* TASK MATERIAL

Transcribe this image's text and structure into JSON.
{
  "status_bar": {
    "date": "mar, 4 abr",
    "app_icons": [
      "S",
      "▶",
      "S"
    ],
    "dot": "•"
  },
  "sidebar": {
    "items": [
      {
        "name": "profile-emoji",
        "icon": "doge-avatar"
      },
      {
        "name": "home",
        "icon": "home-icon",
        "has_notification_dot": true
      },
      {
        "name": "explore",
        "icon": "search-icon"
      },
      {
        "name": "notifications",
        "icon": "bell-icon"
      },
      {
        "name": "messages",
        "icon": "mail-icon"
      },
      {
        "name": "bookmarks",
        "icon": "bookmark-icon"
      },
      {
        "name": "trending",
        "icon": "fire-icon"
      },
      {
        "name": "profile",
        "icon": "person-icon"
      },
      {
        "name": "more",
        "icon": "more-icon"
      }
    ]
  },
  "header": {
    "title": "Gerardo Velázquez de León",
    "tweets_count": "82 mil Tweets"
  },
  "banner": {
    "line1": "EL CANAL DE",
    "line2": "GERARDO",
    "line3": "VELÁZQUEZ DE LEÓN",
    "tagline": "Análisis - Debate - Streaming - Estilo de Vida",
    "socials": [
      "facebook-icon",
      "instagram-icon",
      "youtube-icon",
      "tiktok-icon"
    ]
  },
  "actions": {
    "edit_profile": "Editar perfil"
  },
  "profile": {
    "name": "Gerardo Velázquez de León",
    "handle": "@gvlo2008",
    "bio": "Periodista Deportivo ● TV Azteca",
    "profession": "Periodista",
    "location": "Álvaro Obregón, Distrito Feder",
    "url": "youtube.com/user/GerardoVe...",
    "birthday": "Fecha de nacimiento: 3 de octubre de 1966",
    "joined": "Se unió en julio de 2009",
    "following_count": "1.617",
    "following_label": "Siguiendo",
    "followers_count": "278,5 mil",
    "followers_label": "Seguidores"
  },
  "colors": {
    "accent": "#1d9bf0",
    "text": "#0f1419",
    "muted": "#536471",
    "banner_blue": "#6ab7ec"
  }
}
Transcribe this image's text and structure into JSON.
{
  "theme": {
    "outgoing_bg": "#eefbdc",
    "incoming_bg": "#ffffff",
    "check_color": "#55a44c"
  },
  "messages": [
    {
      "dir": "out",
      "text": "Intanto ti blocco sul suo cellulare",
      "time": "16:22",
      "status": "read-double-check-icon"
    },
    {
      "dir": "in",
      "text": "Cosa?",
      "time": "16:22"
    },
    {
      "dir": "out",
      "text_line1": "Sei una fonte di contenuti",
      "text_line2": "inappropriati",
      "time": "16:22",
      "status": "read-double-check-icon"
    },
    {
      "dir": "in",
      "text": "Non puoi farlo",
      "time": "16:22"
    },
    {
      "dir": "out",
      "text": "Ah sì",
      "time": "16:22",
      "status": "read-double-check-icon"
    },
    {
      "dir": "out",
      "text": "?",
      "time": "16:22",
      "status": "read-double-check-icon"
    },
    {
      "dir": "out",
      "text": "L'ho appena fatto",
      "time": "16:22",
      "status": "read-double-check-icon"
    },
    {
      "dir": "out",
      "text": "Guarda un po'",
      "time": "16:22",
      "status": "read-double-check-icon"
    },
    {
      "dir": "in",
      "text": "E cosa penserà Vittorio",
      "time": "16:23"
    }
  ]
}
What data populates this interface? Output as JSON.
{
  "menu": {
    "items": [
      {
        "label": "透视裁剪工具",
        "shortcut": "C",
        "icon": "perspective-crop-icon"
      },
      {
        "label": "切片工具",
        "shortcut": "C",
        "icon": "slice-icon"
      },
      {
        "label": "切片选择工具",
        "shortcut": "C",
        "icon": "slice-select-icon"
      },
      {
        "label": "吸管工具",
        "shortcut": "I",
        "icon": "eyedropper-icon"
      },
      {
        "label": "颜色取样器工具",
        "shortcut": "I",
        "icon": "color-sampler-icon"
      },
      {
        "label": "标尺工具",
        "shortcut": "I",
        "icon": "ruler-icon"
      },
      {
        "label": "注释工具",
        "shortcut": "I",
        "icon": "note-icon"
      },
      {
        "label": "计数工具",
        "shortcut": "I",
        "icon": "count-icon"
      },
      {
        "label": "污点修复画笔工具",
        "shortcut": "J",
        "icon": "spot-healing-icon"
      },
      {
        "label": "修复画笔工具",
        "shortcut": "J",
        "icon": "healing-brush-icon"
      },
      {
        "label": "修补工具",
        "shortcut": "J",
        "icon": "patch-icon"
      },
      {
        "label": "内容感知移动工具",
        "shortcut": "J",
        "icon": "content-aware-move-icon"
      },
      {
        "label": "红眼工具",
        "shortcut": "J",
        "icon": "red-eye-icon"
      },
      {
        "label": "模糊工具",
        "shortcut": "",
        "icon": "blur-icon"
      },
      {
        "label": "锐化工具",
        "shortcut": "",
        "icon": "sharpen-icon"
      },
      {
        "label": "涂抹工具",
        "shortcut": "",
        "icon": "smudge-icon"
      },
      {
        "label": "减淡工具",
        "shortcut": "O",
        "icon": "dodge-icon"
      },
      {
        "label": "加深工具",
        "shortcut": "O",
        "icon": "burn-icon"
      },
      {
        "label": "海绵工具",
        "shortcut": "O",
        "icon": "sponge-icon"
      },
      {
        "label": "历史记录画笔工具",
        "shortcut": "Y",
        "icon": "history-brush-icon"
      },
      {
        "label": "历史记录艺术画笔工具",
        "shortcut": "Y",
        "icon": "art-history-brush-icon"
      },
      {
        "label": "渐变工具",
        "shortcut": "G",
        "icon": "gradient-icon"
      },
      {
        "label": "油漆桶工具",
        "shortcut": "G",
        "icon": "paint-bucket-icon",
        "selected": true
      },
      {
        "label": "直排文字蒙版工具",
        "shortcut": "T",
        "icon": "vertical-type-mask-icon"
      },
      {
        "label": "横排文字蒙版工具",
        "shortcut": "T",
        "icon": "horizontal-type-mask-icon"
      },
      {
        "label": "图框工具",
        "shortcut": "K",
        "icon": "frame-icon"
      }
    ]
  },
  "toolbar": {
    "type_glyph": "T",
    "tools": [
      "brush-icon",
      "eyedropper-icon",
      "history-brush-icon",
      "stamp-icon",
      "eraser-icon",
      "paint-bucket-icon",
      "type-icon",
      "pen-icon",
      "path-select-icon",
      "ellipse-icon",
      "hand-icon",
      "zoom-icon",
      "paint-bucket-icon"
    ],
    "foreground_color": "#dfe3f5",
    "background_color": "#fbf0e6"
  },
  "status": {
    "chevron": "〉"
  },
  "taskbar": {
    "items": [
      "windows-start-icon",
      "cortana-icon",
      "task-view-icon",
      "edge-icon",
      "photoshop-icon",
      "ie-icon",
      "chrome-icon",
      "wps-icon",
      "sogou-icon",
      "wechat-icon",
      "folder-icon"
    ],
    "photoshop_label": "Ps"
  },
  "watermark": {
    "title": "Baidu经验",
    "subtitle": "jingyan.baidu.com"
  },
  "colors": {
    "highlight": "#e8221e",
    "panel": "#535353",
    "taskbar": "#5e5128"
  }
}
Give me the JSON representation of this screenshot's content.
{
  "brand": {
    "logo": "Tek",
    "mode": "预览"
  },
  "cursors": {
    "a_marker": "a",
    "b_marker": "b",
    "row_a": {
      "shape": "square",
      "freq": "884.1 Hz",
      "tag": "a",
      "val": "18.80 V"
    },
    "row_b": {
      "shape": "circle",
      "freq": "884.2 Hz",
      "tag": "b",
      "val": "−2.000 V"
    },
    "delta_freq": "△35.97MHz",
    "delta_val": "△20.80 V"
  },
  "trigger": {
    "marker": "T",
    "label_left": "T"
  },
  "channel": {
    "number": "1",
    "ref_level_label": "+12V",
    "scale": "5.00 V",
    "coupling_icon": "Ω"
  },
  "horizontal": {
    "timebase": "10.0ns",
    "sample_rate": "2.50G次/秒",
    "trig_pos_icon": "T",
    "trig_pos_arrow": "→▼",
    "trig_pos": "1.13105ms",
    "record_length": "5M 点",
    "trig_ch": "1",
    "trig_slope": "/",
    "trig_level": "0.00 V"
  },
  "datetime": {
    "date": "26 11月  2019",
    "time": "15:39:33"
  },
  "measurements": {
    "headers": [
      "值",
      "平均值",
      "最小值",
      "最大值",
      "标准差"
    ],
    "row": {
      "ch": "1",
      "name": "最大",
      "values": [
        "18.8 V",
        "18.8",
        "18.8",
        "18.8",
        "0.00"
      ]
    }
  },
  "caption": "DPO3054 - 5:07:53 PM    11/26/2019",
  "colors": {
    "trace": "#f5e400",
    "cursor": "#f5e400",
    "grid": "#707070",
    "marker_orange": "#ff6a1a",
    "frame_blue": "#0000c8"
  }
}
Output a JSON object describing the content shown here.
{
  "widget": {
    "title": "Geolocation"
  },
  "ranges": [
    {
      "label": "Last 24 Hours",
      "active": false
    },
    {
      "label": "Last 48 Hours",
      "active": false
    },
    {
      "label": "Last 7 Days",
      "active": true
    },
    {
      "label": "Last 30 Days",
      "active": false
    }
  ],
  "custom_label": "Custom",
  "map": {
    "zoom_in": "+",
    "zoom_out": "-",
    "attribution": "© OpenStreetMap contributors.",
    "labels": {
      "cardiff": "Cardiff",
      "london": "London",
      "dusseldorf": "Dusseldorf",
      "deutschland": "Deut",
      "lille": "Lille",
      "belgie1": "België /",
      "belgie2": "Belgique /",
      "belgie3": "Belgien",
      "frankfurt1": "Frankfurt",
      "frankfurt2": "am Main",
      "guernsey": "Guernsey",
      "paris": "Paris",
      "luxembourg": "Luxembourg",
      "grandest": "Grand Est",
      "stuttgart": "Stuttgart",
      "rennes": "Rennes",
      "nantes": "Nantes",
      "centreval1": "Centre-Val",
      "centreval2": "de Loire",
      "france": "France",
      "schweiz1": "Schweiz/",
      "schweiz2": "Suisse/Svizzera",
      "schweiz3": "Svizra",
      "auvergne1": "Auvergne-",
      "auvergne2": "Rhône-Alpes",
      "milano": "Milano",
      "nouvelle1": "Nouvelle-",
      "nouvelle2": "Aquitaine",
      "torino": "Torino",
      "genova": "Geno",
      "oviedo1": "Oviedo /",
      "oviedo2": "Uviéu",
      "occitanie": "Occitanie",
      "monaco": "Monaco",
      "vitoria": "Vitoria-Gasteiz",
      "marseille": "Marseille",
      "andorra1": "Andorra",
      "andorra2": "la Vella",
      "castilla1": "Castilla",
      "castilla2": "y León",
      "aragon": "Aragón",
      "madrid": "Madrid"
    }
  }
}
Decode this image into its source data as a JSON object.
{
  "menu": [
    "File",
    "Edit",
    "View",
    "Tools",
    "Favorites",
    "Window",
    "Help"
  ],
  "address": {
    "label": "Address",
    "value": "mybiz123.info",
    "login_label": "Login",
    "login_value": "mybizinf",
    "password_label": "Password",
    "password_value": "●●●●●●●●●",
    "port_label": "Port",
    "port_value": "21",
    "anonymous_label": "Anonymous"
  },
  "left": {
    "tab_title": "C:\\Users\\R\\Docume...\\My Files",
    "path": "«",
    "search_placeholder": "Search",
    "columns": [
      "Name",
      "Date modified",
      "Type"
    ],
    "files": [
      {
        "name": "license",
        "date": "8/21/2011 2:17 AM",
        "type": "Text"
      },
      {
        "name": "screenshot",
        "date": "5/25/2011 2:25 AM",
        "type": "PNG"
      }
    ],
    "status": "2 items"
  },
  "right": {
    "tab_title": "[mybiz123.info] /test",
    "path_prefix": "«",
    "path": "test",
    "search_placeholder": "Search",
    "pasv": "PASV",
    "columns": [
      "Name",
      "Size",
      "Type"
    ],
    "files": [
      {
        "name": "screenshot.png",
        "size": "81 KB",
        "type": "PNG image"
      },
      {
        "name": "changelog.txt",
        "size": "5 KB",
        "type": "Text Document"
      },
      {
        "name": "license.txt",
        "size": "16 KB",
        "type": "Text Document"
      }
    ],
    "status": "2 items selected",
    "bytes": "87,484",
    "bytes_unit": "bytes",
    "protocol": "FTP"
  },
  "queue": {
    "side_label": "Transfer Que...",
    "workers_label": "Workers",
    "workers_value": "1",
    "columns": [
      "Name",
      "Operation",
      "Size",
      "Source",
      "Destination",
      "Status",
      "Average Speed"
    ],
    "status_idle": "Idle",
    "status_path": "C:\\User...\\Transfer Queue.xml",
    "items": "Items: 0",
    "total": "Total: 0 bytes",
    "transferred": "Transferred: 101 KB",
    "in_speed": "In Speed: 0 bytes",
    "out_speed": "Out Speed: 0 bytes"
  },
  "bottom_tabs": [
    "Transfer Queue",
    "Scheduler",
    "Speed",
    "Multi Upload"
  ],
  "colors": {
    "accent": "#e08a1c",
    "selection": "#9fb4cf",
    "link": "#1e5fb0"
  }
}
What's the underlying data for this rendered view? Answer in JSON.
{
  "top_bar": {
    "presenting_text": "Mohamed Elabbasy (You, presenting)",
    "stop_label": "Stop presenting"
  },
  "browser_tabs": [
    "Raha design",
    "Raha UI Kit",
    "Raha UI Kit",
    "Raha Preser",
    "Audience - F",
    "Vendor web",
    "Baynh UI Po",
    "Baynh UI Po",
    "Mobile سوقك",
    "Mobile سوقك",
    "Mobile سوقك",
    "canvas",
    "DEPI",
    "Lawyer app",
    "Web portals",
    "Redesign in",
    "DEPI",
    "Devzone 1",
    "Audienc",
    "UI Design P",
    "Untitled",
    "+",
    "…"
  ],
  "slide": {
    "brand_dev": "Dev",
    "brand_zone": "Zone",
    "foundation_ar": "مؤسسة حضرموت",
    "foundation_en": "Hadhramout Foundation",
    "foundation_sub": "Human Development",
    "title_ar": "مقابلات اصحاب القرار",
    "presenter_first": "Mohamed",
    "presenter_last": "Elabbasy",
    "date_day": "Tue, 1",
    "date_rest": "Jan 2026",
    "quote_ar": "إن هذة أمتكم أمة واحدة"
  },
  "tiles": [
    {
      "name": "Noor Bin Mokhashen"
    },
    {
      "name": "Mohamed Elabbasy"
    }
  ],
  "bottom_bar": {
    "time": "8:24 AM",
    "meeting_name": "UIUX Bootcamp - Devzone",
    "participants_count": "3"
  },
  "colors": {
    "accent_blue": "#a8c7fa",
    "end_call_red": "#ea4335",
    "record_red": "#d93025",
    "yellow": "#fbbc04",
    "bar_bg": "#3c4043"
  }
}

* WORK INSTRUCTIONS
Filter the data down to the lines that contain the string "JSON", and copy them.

* FINISHED TASK
Transcribe this image's text and structure into JSON.
Transcribe this image's text and structure into JSON.
What data populates this interface? Output as JSON.
Give me the JSON representation of this screenshot's content.
Output a JSON object describing the content shown here.
Decode this image into its source data as a JSON object.
What's the underlying data for this rendered view? Answer in JSON.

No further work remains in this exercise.